The world is full of heroes.
Some of our heroes are people that exemplify qualities such as ingenuity, flexibility, agility, determination, or reliability. For example, we are impressed by the extraordinary speed and strength of basketball player Lebron James, or the extraordinary agility and accuracy of soccer player Lionel Messi. We are awestruck by the perceptiveness and intelligence of scientist Marie Curie. We admire the bravery of Rosa Parks or Amelia Earhart. We note the selflessness of Mother Theresa. These people all possess transcendent human qualities that we also possess. The difference, often, is that we hold the same qualities to a lesser degree. Sometimes the people we consider “heroes” are those that demonstrate in large measure qualities that we feel we lack.

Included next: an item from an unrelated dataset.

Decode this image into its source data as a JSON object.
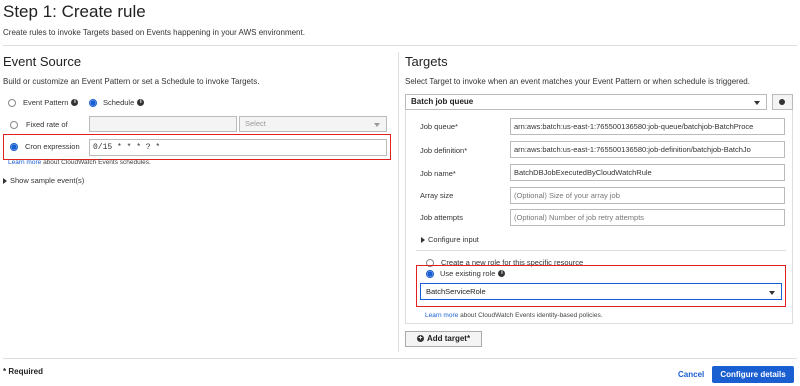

But humans are not our only heroes. We also emotionally connect with institutions (the United Nations) or concepts (democracy) that exemplify values we believe in: justice, equality, freedom. We may admire the incredible abilities of different animal species as well. So by “hero” I am not refering to a testosterone-driven male figure but, rather, someone or something exemplifying an extraordinary human quality.
The curriculum is also full of heroes; every topic of the curriculum can be seen as heroic in some way.
You’ve probably noticed that many young people associate with heroes or idols. It is not unusual to see pictures of a rock star, artist, or actor plastered into lockers or onto bedroom walls. Our students can become quite fanatical about learning all there is to know about some athlete, actor, author, songwriter, or world leader. If our students are associating with heroes constantly in the world around them, shouldn’t we pay attention to this imaginative activity? Imaginative educators do; they bring out the heroic in the curriculum topics they teach.